There is nothing more annoying than coming to a drinks stop only to find dozens upon dozens of plastic cups lined up for you to take a drink from. Successfully drinking out of a plastic cups while running is about as easy as completing a crossword puzzle mid-stride.
First of all the impact of picking one up usually ensures that half the liquid is left either on your vest or on the road with your worst pick-up always reserved for the one stop which is an energy drink stop, meaning you’ll be covered with a sticky sweet substance until your sweat washes it off. Nice.
Then there is the attempt to drink it. This is something that is as impossible as turning lead into wine no matter what anyone tells you. Side ways, breaking them, squashing them, drinking them backwards or upside down. No matter what you do, you may as well be wearing windscreen wipers for the amount that will end up across your face.
I remember the best one was Connemarathon in 2008 when I made such a hames of the waterstop that I was so blinded for the next 50 metres I had to call out to my friend to help guide me forward!
Then of course there is the reason for belts to help keep you stocked with foods.

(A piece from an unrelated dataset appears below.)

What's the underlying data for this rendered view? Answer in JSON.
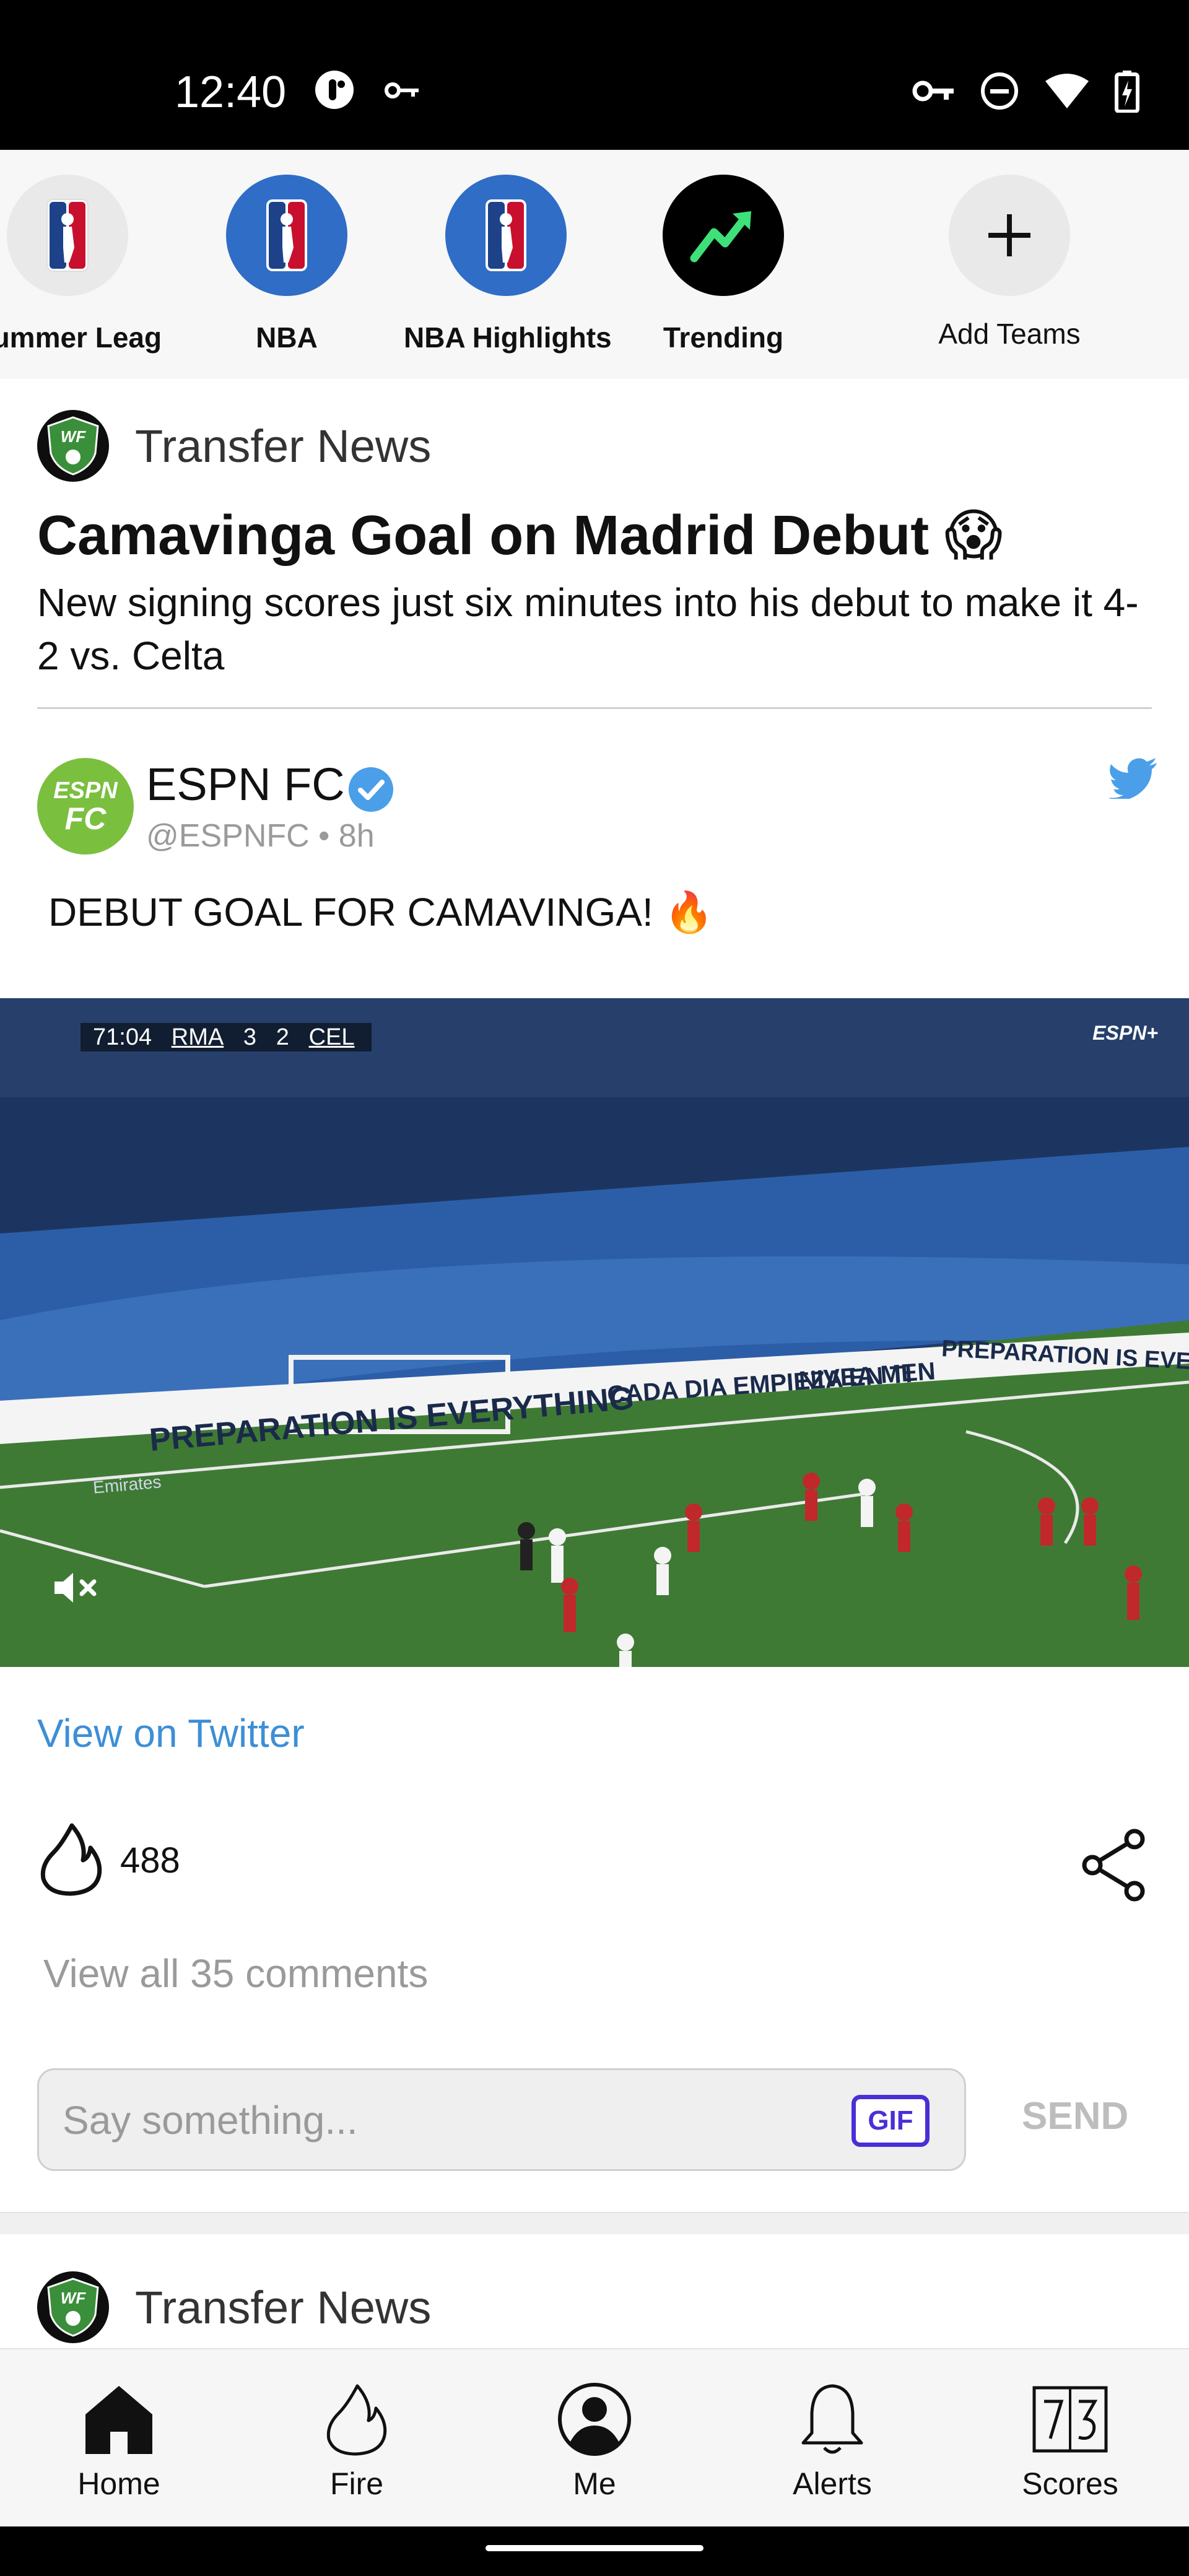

While it would be great to have an army of people out servicing you throughout the race both practicality and the difficulty in meeting people en-route means there is always a good chance that you will miss someone and with that your food. Belts help prevent this.
However the problem with belts is that:
· They are weight that you have to carry with you.
· Though they might feel so much comfortable now then they did ten years ago, they still have the propensity of heading north (or south) meaning when you should be thinking of your stride or your poise you are foostering around with clips, belts or fastnerers.
· To the non-marathon running or udnerstanding public they do look a little silly.
Still sometimes the negatives out-weigh the positives and for that reason I’d expect to see more wearing them than not wearing them come Sunday fortnight. As for me, well I probably won’t. I think I’ll get away with two energy gels in the slight pockets by shorts can hold and then put my faith in supporters.